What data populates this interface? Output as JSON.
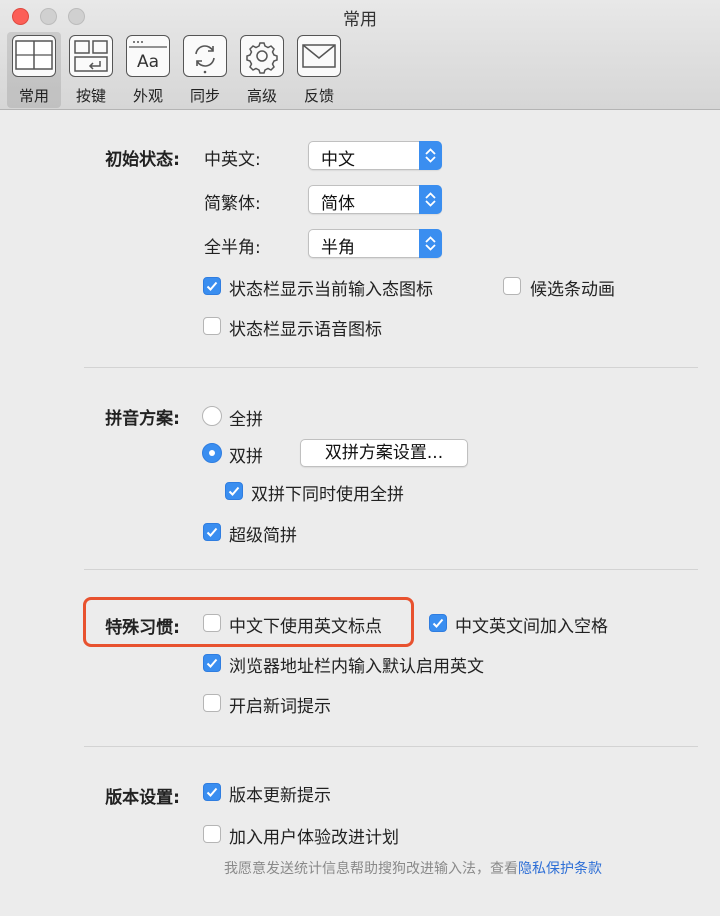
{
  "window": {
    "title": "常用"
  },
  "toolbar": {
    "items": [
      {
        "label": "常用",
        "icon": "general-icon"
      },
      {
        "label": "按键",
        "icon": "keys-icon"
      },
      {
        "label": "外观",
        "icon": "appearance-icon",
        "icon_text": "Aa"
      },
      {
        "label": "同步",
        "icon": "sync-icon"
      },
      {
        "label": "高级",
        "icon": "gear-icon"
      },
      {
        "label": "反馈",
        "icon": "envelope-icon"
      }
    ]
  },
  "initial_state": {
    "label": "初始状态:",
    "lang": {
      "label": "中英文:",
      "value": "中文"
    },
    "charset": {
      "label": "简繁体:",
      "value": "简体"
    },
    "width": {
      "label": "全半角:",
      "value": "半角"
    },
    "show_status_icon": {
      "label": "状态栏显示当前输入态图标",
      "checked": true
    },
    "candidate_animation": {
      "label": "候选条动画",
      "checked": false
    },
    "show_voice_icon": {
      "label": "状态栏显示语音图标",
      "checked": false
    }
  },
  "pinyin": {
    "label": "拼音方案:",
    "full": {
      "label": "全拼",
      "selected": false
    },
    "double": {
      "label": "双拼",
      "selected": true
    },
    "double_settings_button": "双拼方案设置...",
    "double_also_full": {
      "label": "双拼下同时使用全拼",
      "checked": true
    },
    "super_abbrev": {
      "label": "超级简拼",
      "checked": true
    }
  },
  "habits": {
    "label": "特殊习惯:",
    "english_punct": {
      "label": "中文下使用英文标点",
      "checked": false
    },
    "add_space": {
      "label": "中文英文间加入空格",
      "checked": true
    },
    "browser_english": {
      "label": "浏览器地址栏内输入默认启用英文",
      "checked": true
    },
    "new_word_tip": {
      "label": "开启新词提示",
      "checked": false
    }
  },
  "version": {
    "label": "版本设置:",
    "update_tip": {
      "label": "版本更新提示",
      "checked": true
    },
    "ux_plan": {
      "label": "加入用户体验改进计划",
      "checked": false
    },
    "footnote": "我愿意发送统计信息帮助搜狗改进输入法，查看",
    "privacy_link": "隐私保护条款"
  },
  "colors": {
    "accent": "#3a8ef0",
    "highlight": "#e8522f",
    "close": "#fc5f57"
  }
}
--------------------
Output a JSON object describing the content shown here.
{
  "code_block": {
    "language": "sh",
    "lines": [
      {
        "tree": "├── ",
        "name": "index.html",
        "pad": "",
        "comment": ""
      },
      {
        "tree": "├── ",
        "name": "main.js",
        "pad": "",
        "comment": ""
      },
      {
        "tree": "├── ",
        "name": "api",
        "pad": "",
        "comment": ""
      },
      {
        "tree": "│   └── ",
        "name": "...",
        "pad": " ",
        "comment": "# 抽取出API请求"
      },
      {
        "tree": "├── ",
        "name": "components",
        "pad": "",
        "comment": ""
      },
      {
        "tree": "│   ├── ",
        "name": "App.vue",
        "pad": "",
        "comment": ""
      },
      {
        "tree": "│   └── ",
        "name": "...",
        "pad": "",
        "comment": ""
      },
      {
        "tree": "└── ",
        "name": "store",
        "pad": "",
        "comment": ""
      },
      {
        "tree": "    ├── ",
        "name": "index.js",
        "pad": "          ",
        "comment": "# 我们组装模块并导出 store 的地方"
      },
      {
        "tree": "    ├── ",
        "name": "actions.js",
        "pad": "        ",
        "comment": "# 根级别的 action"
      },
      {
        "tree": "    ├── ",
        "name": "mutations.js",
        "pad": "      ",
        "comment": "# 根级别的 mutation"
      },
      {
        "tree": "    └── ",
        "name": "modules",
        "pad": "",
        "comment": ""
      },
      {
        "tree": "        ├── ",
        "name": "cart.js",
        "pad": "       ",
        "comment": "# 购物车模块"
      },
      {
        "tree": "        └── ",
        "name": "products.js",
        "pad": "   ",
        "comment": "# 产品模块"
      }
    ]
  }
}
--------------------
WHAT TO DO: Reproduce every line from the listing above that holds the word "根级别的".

ANSWER BELOW:
        "comment": "# 根级别的 action"
        "comment": "# 根级别的 mutation"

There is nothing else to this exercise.